ABOUT THIS TASK:
Search the entries for the word "icon" and copy each line that has it.

Interface dataset entries:

——————

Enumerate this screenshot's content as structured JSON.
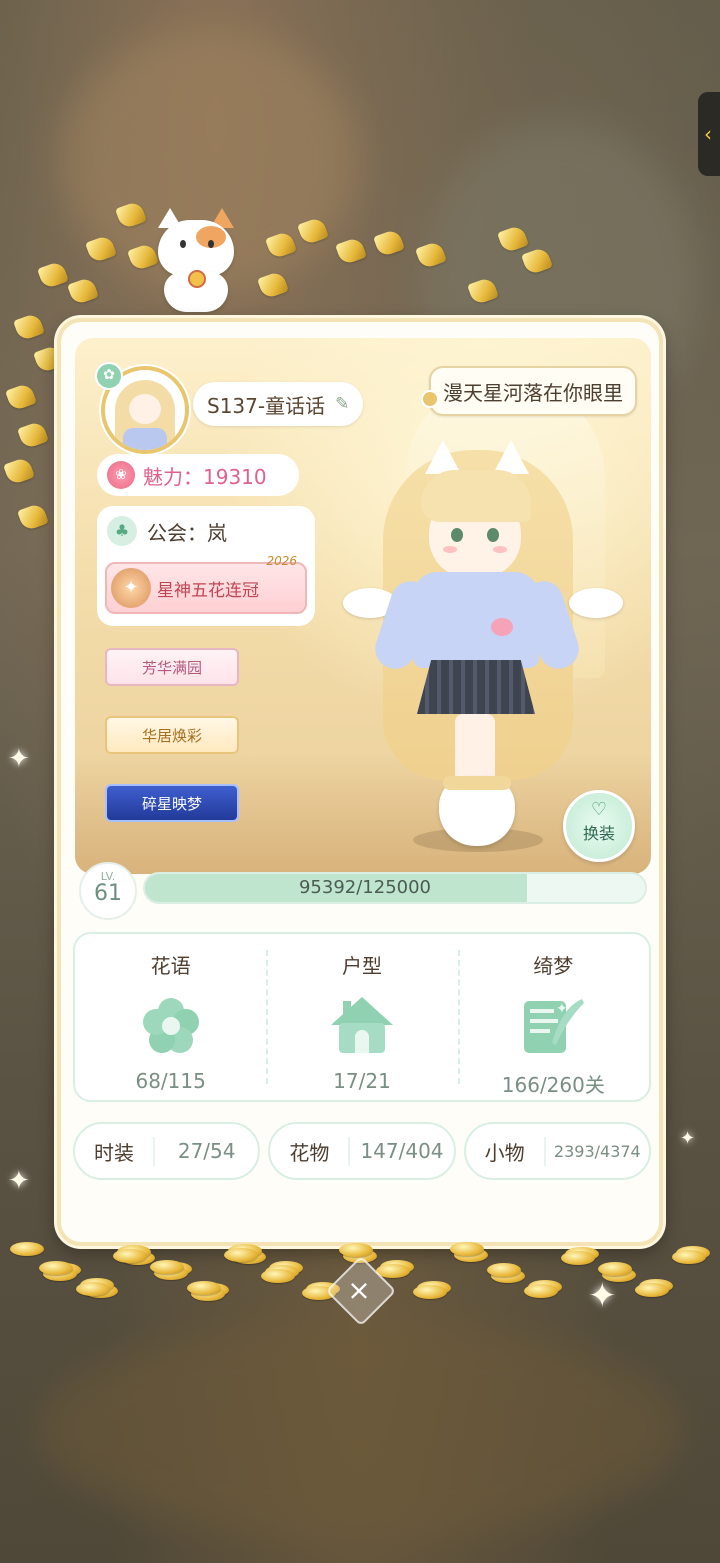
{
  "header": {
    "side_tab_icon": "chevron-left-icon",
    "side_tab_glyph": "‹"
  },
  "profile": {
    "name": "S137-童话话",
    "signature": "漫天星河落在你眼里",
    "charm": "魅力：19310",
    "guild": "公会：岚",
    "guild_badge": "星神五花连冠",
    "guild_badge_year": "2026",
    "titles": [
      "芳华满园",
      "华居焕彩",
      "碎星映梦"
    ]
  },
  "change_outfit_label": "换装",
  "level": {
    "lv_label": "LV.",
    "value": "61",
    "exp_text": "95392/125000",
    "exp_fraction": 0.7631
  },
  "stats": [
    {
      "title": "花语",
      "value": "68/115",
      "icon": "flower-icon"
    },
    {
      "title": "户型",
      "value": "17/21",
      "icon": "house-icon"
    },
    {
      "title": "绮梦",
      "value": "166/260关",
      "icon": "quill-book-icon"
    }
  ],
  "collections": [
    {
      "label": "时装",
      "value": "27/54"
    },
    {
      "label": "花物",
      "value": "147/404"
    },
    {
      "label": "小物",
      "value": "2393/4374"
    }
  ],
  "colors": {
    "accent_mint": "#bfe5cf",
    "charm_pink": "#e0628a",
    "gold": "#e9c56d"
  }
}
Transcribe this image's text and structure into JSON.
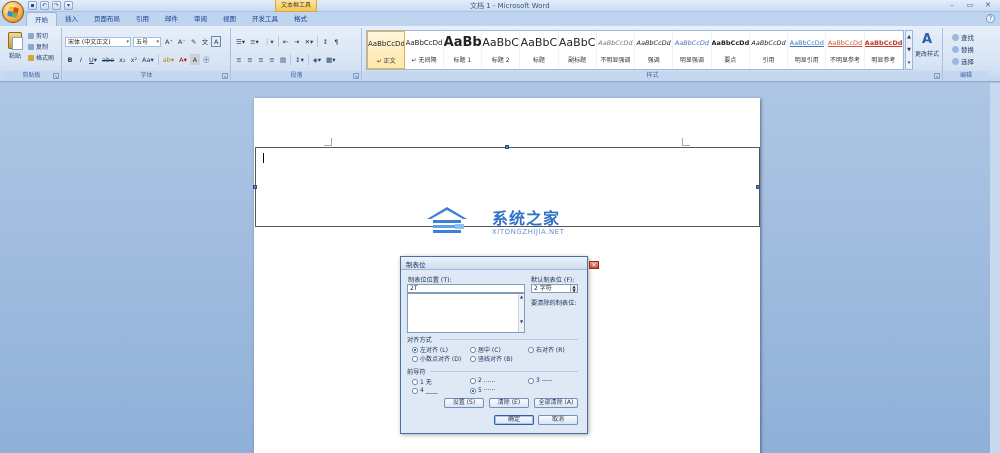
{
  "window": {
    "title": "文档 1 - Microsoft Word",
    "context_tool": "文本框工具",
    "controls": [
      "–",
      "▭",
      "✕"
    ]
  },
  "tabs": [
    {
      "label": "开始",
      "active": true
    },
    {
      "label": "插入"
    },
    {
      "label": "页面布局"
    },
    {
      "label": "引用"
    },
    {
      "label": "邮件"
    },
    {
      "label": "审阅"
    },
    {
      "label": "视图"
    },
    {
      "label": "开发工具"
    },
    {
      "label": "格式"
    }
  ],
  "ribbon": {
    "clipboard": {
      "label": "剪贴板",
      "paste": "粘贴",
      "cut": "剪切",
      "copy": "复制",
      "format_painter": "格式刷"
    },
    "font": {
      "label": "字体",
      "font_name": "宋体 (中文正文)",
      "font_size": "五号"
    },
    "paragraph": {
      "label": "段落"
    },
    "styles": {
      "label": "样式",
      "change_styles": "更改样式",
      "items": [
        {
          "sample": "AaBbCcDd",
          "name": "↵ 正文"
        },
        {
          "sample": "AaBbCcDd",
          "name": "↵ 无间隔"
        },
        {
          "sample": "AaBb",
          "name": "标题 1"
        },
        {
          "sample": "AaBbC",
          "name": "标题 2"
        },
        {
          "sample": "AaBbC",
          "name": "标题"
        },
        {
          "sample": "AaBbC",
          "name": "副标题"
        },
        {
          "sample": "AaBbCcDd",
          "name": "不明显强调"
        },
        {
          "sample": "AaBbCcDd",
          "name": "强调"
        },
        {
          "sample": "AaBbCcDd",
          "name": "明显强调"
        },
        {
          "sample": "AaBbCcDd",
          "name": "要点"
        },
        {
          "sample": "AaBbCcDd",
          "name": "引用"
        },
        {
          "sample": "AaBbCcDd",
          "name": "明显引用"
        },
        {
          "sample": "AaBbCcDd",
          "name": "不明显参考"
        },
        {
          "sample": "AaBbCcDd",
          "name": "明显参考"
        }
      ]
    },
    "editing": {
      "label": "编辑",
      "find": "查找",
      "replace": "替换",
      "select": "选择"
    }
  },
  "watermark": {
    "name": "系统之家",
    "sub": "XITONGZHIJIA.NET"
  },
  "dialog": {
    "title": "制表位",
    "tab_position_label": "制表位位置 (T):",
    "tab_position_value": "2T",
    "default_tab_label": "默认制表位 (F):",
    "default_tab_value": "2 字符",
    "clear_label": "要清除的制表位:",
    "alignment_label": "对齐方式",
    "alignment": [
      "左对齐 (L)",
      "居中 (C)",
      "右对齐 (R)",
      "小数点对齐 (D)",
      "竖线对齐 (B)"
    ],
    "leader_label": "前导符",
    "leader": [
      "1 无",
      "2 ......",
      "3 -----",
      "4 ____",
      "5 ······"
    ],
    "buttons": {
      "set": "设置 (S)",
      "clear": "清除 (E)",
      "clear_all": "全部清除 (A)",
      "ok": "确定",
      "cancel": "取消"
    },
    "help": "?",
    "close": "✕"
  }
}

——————

REPLY TO THE EXERCISE:
    "side_tab_icon": "chevron-left-icon",
      "icon": "flower-icon"
      "icon": "house-icon"
      "icon": "quill-book-icon"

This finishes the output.